In Greek tragedy, a reversal of fortune
persona
A term used in literary criticism to refer to the voice created by the author through which a story is told. A voice or character representing the speaker in a literary work. A mask (in Latin); in poetry and fiction, the projected speaker or narrator of the work - that is, a mask for the actual author. The persona is not the author, the person who sits down to write, but a "second self" an artistic creation through whom the author speaks.
personification
A figure of speech in which human characteristics and sensibilities are attributed to animals, plants, inanimate objects, natural forces, or abstract ideas.
plot
The sequence of actions and events in a literary work.
point of view
The perspective from which the literary work is presented.
protagonist
The main character in a literary work, usually the one with whom the audience identifies.
pun
A form of wit, not necessarily funny, involving a play on a word with two or more meanings, e.g. when Mercutio is bleeding to death in Romeo and Juliet, he says "Ask for me tomorrow and you shall find me a grave man."
realism
A literary style and movement that stressed accuracy in the portrayal of life, focusing on characters with whom middle-class readers could identify; a direct contrast to Romanticism.
repetition

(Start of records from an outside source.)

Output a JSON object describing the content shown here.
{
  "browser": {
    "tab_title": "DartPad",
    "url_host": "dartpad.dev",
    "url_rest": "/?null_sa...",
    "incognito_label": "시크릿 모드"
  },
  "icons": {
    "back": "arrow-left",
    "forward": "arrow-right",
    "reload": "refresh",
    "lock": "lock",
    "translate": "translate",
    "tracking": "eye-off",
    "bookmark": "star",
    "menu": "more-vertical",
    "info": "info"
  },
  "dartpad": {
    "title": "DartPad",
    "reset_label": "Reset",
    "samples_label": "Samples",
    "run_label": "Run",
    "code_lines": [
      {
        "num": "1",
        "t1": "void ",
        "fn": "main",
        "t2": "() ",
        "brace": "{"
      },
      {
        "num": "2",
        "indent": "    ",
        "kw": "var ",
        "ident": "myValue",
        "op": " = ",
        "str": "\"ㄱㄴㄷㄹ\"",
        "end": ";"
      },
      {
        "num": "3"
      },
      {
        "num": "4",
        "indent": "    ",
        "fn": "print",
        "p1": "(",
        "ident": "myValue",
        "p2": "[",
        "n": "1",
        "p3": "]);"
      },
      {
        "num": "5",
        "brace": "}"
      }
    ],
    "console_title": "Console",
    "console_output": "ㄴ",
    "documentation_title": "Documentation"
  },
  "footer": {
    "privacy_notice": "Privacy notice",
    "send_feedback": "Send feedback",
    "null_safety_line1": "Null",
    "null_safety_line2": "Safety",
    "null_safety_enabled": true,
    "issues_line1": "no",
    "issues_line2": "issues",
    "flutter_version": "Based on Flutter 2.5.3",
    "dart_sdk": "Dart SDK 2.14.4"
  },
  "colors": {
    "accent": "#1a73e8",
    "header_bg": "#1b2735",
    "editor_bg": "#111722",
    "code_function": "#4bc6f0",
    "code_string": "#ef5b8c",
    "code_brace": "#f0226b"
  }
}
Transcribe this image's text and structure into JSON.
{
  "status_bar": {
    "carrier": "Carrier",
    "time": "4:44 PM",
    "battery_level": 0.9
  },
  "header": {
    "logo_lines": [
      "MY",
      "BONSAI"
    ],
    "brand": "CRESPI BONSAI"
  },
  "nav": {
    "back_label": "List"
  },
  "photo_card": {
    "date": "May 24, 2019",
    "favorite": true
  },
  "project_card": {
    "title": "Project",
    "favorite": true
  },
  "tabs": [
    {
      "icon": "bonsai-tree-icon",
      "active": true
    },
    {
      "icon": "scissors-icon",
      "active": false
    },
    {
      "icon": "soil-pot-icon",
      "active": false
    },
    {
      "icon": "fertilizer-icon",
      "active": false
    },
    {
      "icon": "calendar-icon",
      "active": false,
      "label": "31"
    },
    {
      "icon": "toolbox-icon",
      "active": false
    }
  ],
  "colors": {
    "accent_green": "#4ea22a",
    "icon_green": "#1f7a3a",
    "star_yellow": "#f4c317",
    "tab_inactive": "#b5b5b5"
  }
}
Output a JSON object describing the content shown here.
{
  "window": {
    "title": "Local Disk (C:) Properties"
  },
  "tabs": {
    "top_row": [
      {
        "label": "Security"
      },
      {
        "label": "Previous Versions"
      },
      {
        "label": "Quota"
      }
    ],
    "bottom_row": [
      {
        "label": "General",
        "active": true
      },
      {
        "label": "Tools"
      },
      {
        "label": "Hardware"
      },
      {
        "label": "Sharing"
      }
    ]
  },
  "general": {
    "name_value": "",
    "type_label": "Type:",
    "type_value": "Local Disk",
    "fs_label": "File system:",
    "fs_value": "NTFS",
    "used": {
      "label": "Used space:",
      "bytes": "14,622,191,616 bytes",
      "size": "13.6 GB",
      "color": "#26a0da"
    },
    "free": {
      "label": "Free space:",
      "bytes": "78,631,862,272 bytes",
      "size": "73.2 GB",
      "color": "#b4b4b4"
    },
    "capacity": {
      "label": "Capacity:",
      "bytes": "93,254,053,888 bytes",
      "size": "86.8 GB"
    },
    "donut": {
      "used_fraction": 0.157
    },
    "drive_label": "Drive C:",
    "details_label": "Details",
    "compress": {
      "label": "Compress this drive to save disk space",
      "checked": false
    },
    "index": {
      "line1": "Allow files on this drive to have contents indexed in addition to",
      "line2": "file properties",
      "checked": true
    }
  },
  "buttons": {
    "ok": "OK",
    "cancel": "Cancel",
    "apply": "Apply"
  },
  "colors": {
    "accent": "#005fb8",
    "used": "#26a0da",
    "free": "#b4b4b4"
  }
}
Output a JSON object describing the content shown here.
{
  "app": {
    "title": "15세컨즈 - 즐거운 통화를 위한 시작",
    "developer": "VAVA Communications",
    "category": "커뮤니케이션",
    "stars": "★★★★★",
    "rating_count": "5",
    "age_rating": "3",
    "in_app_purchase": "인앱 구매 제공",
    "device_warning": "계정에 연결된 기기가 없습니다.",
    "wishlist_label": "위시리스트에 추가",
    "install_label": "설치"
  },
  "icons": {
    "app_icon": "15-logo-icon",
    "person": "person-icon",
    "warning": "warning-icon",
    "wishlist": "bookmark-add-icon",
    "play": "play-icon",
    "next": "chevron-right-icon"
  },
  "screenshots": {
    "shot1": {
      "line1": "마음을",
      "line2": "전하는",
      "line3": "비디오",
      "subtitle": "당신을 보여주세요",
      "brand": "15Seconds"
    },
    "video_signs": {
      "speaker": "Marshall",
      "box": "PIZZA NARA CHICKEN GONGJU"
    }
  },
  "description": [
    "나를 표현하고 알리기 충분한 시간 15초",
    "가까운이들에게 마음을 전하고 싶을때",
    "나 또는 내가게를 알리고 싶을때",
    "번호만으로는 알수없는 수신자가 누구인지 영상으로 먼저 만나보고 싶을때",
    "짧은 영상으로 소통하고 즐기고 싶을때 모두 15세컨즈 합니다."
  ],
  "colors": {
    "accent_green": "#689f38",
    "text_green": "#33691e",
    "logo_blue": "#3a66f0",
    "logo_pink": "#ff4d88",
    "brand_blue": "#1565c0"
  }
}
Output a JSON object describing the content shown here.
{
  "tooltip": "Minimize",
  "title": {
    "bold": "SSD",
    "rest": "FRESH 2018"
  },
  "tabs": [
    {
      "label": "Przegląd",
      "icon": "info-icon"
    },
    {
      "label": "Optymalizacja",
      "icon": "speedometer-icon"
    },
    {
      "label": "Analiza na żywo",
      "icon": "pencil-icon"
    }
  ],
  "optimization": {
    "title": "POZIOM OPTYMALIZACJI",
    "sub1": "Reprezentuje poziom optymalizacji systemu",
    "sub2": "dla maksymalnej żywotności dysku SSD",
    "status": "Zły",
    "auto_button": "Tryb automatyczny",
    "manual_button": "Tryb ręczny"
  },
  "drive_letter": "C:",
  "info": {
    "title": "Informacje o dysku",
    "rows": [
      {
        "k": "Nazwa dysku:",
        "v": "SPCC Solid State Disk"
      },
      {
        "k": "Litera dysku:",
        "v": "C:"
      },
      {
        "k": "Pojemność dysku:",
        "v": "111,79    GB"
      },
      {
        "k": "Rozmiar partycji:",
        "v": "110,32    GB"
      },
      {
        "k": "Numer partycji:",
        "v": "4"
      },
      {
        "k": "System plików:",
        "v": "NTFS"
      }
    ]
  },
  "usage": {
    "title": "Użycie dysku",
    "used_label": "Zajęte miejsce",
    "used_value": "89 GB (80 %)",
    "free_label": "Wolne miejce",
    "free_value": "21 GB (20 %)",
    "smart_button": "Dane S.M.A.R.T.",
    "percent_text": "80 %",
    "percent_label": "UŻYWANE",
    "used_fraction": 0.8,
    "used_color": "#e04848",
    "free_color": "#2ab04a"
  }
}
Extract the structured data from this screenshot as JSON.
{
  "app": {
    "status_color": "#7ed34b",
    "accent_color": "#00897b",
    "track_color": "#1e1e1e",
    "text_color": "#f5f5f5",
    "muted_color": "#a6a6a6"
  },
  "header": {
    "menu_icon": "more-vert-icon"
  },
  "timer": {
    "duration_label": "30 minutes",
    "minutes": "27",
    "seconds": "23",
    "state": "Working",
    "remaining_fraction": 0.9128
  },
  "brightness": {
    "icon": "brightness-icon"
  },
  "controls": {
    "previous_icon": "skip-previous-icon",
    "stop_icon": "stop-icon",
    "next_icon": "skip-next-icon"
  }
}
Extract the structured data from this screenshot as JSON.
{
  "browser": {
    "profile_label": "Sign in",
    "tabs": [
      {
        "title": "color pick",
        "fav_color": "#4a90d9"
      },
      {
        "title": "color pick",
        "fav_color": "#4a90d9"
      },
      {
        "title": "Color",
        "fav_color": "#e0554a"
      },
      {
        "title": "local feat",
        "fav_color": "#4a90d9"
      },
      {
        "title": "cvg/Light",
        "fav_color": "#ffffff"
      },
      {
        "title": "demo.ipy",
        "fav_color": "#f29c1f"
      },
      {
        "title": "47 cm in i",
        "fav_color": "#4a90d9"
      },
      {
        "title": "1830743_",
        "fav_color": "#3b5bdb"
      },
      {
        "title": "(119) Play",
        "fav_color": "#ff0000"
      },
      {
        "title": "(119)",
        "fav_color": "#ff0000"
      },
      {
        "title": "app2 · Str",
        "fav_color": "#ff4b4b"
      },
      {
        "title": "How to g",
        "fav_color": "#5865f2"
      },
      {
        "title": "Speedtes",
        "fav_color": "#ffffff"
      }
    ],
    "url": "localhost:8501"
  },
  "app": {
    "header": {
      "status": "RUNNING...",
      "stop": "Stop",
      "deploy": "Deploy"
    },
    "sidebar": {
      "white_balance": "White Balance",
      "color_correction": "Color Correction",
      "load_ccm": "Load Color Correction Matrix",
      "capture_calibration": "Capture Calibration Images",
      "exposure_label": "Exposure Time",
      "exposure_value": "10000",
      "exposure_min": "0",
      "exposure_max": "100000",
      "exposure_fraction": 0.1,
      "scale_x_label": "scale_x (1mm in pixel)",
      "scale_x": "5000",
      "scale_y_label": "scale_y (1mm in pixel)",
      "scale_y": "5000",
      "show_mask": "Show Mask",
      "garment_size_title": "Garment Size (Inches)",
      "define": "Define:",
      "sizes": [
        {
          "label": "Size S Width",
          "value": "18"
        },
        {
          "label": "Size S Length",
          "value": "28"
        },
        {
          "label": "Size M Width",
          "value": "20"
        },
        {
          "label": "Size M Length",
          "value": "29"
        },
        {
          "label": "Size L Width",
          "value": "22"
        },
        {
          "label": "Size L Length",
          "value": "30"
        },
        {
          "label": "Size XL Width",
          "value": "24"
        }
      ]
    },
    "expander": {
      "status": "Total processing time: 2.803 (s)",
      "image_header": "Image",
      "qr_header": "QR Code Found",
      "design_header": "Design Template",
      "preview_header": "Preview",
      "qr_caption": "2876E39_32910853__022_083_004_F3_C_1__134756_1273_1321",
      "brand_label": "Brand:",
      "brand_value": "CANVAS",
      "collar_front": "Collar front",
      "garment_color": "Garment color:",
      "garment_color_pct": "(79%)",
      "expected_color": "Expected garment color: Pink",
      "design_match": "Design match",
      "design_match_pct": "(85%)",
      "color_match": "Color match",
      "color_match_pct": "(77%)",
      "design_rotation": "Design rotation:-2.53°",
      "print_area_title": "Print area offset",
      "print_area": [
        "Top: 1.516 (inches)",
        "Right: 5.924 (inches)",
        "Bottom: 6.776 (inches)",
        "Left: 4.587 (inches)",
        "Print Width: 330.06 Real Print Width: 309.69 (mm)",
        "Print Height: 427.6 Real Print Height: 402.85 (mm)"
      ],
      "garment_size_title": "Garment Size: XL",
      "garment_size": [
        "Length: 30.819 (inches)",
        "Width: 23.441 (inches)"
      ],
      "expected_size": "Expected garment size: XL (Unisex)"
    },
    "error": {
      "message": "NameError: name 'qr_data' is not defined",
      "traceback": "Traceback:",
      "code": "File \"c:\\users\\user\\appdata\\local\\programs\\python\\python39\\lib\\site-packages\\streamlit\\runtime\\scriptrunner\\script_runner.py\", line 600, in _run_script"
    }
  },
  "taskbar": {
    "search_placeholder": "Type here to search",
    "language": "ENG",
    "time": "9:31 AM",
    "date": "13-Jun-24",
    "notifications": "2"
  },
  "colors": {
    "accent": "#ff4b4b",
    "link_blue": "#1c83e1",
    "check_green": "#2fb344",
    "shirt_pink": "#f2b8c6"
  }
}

The reiteration of a word or phrase to create a sense of emphasis and rhythm - for example, Martin Luther King, Jr. uses the phrase "I have a dream" several times in his famous speech.
rhetorical question
A question posed for emphasis of a point, not for the purpose of getting an answer. This is a question the speaker knows is answer to already - and the audience knows the answer. The idea is that the answer, reverberating around in everyone's minds, is much more powerful that if the speaker actually said it
scene
A subdivision of an act in drama.
simile
A figure of speech that uses like, as, or as if to compare two essentially different objects, actions, or attributes that share some aspect of similarity.
stichomythia
dialogue especially of altercation or dispute delivered by two actors in alternating lines (as in classical Greek drama)
syntax
The arrangement and grammatical relation of words, phrases, and clauses in sentences; the ordering of words into phrases, clauses, and sentences. Controls verbal pacing and focus.
tension
A feeling of excitement and expectation the reader or audience feels because of the conflict, mood, or atmosphere of the work.
theme
A universal idea about life or people in general that the author conveys through a literary work. A theme can never be just one word, such as "love," but instead must express a complete point or idea, such as "Love is worth the pain and sacrifice that are often a part of a relationship."
tone
The reflection in a work of the author's attitude toward his or her subject, characters and readers. Conveyed through details and author's choice of words (diction), and by the purposeful use of details and images.
tragedy
A dramatic work that presents the downfall of a dignified character who is involved in historically, morally, or socially significant events. An imitation of a serious action which will arouse pity and fear in the viewer
tragic flaw
(hamartia) A weakness in the character or a wrong judgment on the part of a dignified, noble character which sets the plot in motion and leads to the character's downfall or destruction.
tragic hero
A character, often of high birth, whose basic goodness and superiority are marred by a tragic flaw such as pride. The tragic hero recognizes his or her flaw, but only after it is too late.
understatement
A type of verbal irony in which something is purposely represented as being less important than it actually is.
verisimilitude
The appearance of truth, actuality, or reality; what seems to be true in fiction.
voice
A term used in literary criticism to identify the sense a written work conveys to a reader of its writer's attitude, personality, and character. For example, the speaker's voice can be loud or soft, personal or cold, strident or gentle, authoritative or hesitant, or can have any manner or combination of characteristics.